Here you can see the pocket. That is the zigzagged edge near the tip of the scissors. I will not sew this closed. This is to allow the insertion of a non-fusible woven interfacing (I've read this can be a paper towel, kleenex, coffee filter...) because the microbes are so tiny that they can still get through woven cotton. Many medical professionals have advised making this pocket to allow for a third layer to be inserted. The value of a non-woven interfacing is that hopefully microbes can't sneak in through that non-woven. (We're still learning a lot about this as we go, aren't we?)

15-Facemask

Next I pleated the fabric into 3 parts. This was difficult, because odd numbers are more difficult to divide than even. So I just kept fiddling with it until it seemed functional. I secured the layers with pins.

16-Facemask

Now both sides are secured with pins and ready for the sewing machine.

17-Facemask

I sewed each edge down, just to secure the pleats. Lots of directions refer to this as topstitching, which often uses a longer stitch. I didn't worry about that with this project. I just kept the same stitch size throughout. It doesn't hurt anything.

18-Facemask

Then I used 1/4" elastic which is so much easier to sew under a sewing machine, than 1/8". My friend has no problem with this behind his ears. And with a more secure stitch he doesn't have to worry about the 1/8" popping. The 6" length recommendation by the CDC was way too small for my friend, as was the teeny tiny fabric recommendation the CDC had. For him we found that 9" long was perfect.

19-Facemask

I rolled the edges of the mask over the elastic and pinned in place. (Most often in garment sewing, we sew the seam first then insert the elastic, which is how the CDC recommended, but I found this so much easier.) It also allows for fine tuning the fit to the person who will be wearing the mask.

21-Facemask

Because I have a Pfaff sewing machine, sewing this thickness is simple. Pfaffs have an integrated dual feed, which easily handles thickness while keeping everything secure without slippage.
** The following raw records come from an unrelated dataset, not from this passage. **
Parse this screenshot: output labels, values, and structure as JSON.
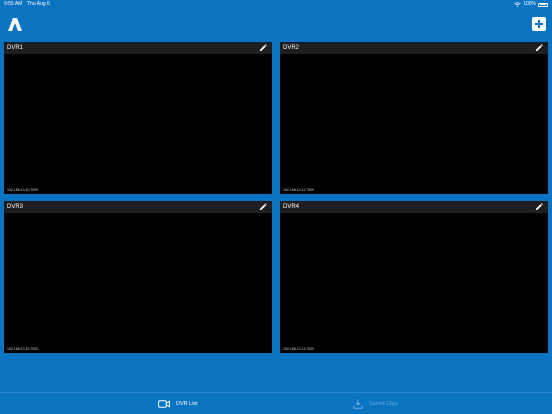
{
  "status_bar": {
    "time": "9:55 AM",
    "date": "Thu Aug 6",
    "battery": "100%"
  },
  "header": {
    "logo_icon": "app-logo-icon",
    "add_icon": "plus-icon"
  },
  "dvrs": [
    {
      "name": "DVR1",
      "ip": "192.168.10.10:7000"
    },
    {
      "name": "DVR2",
      "ip": "192.168.10.11:7000"
    },
    {
      "name": "DVR3",
      "ip": "192.168.10.12:7000"
    },
    {
      "name": "DVR4",
      "ip": "192.168.10.13:7000"
    }
  ],
  "tab_bar": {
    "dvr_list": "DVR List",
    "saved_clips": "Saved Clips"
  },
  "colors": {
    "background": "#0a73c2",
    "tile": "#000000",
    "tile_header": "#1e1e20",
    "inactive_tab": "#6fa8d6"
  }
}
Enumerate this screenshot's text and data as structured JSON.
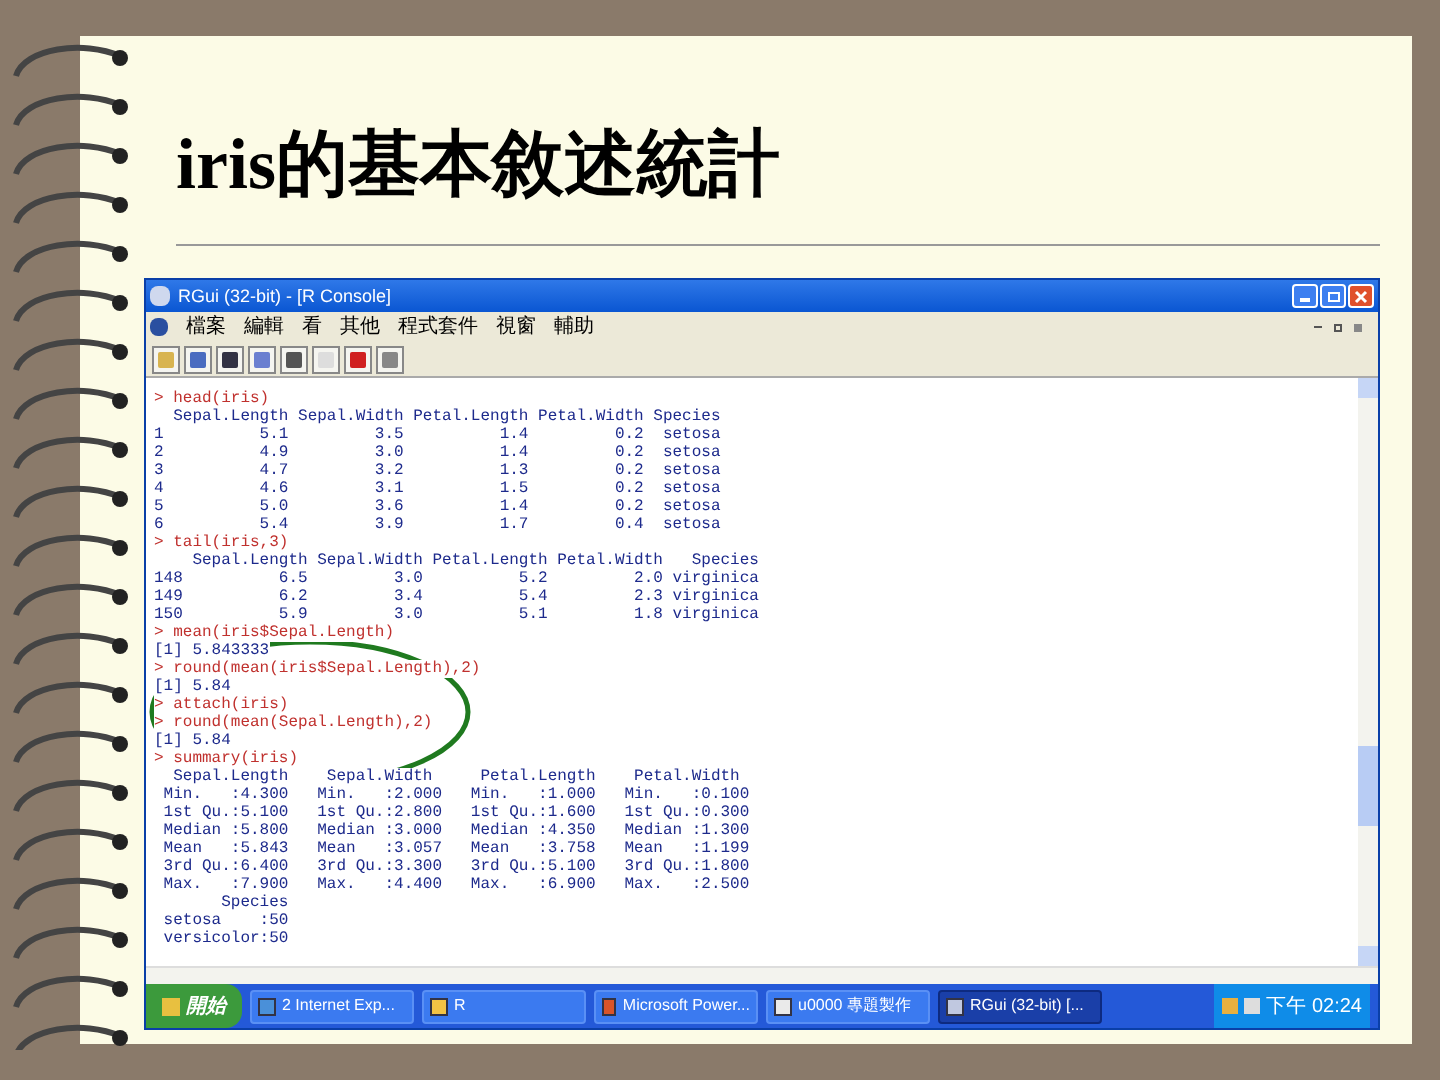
{
  "slide": {
    "title": "iris的基本敘述統計"
  },
  "window": {
    "title": "RGui (32-bit) - [R Console]",
    "menu": [
      "檔案",
      "編輯",
      "看",
      "其他",
      "程式套件",
      "視窗",
      "輔助"
    ]
  },
  "console": {
    "lines": [
      {
        "kind": "input",
        "text": "> head(iris)"
      },
      {
        "kind": "output",
        "text": "  Sepal.Length Sepal.Width Petal.Length Petal.Width Species"
      },
      {
        "kind": "output",
        "text": "1          5.1         3.5          1.4         0.2  setosa"
      },
      {
        "kind": "output",
        "text": "2          4.9         3.0          1.4         0.2  setosa"
      },
      {
        "kind": "output",
        "text": "3          4.7         3.2          1.3         0.2  setosa"
      },
      {
        "kind": "output",
        "text": "4          4.6         3.1          1.5         0.2  setosa"
      },
      {
        "kind": "output",
        "text": "5          5.0         3.6          1.4         0.2  setosa"
      },
      {
        "kind": "output",
        "text": "6          5.4         3.9          1.7         0.4  setosa"
      },
      {
        "kind": "input",
        "text": "> tail(iris,3)"
      },
      {
        "kind": "output",
        "text": "    Sepal.Length Sepal.Width Petal.Length Petal.Width   Species"
      },
      {
        "kind": "output",
        "text": "148          6.5         3.0          5.2         2.0 virginica"
      },
      {
        "kind": "output",
        "text": "149          6.2         3.4          5.4         2.3 virginica"
      },
      {
        "kind": "output",
        "text": "150          5.9         3.0          5.1         1.8 virginica"
      },
      {
        "kind": "input",
        "text": "> mean(iris$Sepal.Length)"
      },
      {
        "kind": "output",
        "text": "[1] 5.843333"
      },
      {
        "kind": "input",
        "text": "> round(mean(iris$Sepal.Length),2)"
      },
      {
        "kind": "output",
        "text": "[1] 5.84"
      },
      {
        "kind": "input",
        "text": "> attach(iris)"
      },
      {
        "kind": "input",
        "text": "> round(mean(Sepal.Length),2)"
      },
      {
        "kind": "output",
        "text": "[1] 5.84"
      },
      {
        "kind": "input",
        "text": "> summary(iris)"
      },
      {
        "kind": "output",
        "text": "  Sepal.Length    Sepal.Width     Petal.Length    Petal.Width   "
      },
      {
        "kind": "output",
        "text": " Min.   :4.300   Min.   :2.000   Min.   :1.000   Min.   :0.100  "
      },
      {
        "kind": "output",
        "text": " 1st Qu.:5.100   1st Qu.:2.800   1st Qu.:1.600   1st Qu.:0.300  "
      },
      {
        "kind": "output",
        "text": " Median :5.800   Median :3.000   Median :4.350   Median :1.300  "
      },
      {
        "kind": "output",
        "text": " Mean   :5.843   Mean   :3.057   Mean   :3.758   Mean   :1.199  "
      },
      {
        "kind": "output",
        "text": " 3rd Qu.:6.400   3rd Qu.:3.300   3rd Qu.:5.100   3rd Qu.:1.800  "
      },
      {
        "kind": "output",
        "text": " Max.   :7.900   Max.   :4.400   Max.   :6.900   Max.   :2.500  "
      },
      {
        "kind": "output",
        "text": "       Species  "
      },
      {
        "kind": "output",
        "text": " setosa    :50  "
      },
      {
        "kind": "output",
        "text": " versicolor:50  "
      }
    ]
  },
  "taskbar": {
    "start": "開始",
    "tasks": [
      {
        "label": "2 Internet Exp...",
        "selected": false
      },
      {
        "label": "R",
        "selected": false
      },
      {
        "label": "Microsoft Power...",
        "selected": false
      },
      {
        "label": "u0000 專題製作",
        "selected": false
      },
      {
        "label": "RGui (32-bit) [...",
        "selected": true
      }
    ],
    "clock": "下午 02:24"
  }
}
I just took my time and it sewed easily.

22-Facemask

Now this part gets really fiddly. I just took my time. I overlapped the ends of the elastic, about an inch. Then I carefully placed underneath the foot and dropped the foot. When I had everything lined up, I sewed down the length of the two layers of elastic.

24-Facemask

Then I trimmed the threads.

25-Facemask

Then I pulled the stitched ends into the newly formed casing. And I finished trimming the threads.

26-Facemask

Front Finis!

27-Facemask

Back Finis!

28-Facemask

And it's a perfect fit for my friend!

For myself I'm using a bandana and hair elastics which I keep stored in a baggie in my tote bag. I've been able to practice social distancing, and my son does all the food shopping. So I haven't used mine yet. My son uses a bandana, tied snugly like he was a cowboy.

Well I never thought in a million years I'd ever sew a facemask. I have a friend in Oregon whose hospital supplied kits with special n95 rated fabrics and such for seamstresses to sew, which I thought was great, since medical staff need the really good stuff!

2020 Blessings-She's a Yankee Doodle Dandy!

2020 brought me someone new to love, my granddaughter.    Amazingly she was born on Independence Day! A regular Yankee Doodle Dandy! I'...